#### Listed records:
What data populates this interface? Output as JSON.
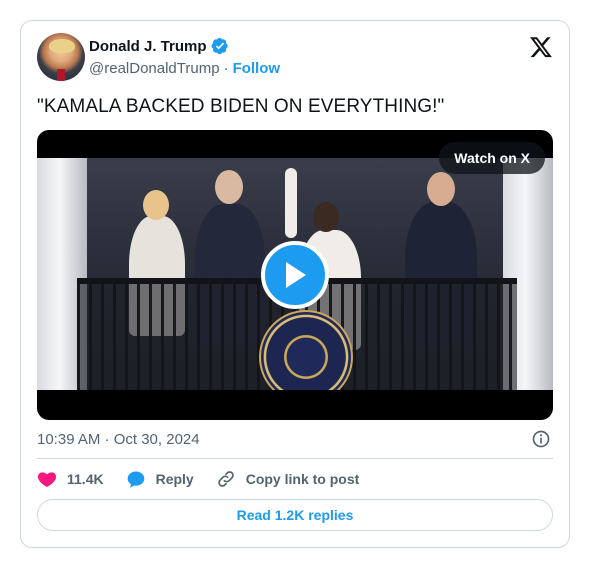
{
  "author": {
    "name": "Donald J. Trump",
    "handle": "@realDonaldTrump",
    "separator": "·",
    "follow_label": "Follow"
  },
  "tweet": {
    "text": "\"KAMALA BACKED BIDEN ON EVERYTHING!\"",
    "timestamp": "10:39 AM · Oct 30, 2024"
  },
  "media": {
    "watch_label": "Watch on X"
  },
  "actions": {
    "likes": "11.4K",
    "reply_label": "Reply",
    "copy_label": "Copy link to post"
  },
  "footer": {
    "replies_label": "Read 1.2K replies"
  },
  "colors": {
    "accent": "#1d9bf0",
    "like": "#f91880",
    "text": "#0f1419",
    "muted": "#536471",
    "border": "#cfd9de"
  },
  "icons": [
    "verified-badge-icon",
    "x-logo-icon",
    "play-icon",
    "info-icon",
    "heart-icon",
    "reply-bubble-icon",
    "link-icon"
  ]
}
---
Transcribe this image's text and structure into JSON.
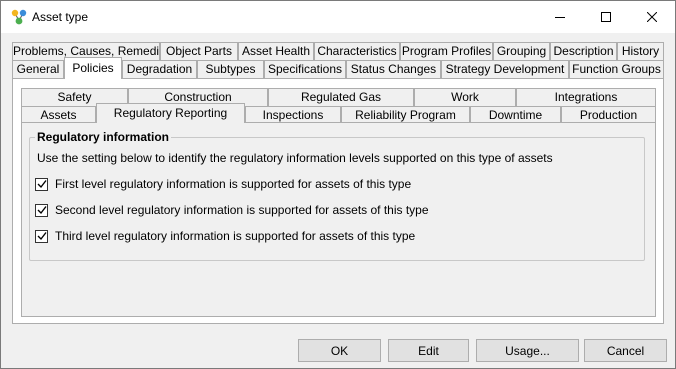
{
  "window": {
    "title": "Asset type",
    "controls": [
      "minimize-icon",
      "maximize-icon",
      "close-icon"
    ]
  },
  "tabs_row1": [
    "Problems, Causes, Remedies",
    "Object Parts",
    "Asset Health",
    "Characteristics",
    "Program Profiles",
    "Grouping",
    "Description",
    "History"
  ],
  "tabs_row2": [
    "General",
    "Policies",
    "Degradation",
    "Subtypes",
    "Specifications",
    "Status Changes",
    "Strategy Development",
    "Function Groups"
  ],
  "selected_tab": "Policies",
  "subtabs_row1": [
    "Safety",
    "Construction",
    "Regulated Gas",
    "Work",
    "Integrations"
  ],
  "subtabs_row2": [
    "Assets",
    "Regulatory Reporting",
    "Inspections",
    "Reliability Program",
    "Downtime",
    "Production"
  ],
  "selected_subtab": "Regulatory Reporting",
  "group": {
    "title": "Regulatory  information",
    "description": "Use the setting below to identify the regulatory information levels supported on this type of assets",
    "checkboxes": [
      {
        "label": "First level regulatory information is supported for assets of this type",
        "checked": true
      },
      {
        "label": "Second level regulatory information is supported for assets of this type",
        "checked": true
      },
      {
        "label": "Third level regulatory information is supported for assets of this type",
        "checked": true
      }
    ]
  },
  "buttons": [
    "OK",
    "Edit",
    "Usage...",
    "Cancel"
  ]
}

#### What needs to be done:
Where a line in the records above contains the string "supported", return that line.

#### Written solution:
    "description": "Use the setting below to identify the regulatory information levels supported on this type of assets",
        "label": "First level regulatory information is supported for assets of this type",
        "label": "Second level regulatory information is supported for assets of this type",
        "label": "Third level regulatory information is supported for assets of this type",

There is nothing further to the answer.